The suspension in this case was not reasonable or justified as:
- the Commission failed to communicate to Mr. Potter any reason for the suspension;
- the suspension was for an indefinite period; and
- the Commission had delegated Mr. Potter’s powers and functions to another employee.
As such, the indefinite suspension was a breach of Mr. Potter’s contract of employment and, unsurprisingly, one that was found to be of such a fundamental nature so as to constitute a constructive dismissal.
In light of Potter, employers will need to consider their approach to administrative suspensions and, in particular, be mindful that simply continuing to pay a suspended employee does not insulate them from a possible constructive dismissal claim. Nonetheless, it remains the case that claiming constructive dismissal is generally a risky proposition for the employee too. In particular, if a court concludes that there were insufficient grounds for constructive dismissal, it is the employee who will be found to have repudiated the contract of employment and who will be liable for damages for that breach.

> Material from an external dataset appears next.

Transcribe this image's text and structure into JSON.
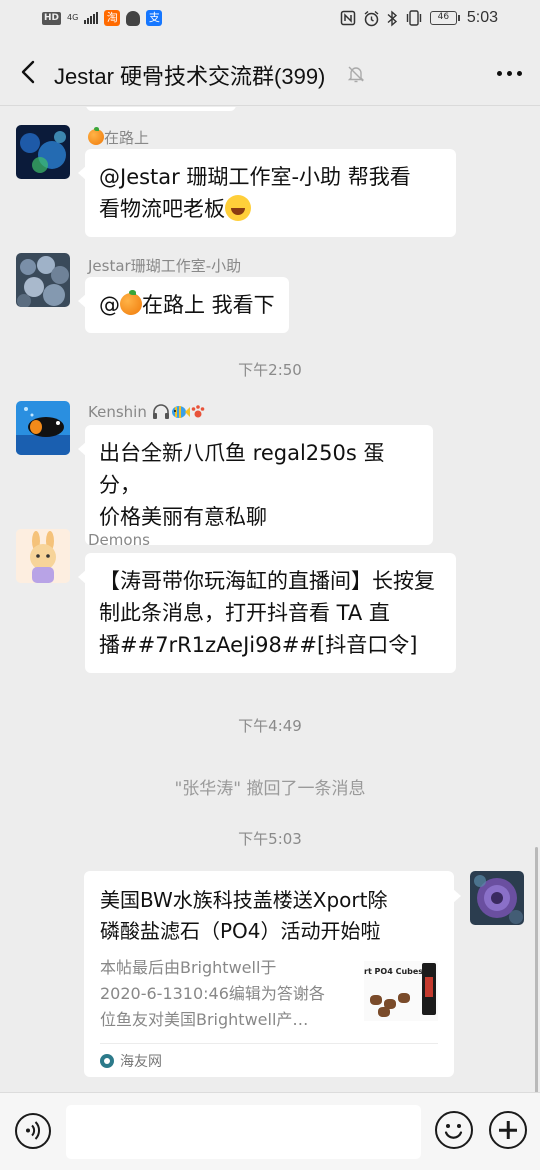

Questions relating to the content of the article may be directed to Geoffrey Litherland.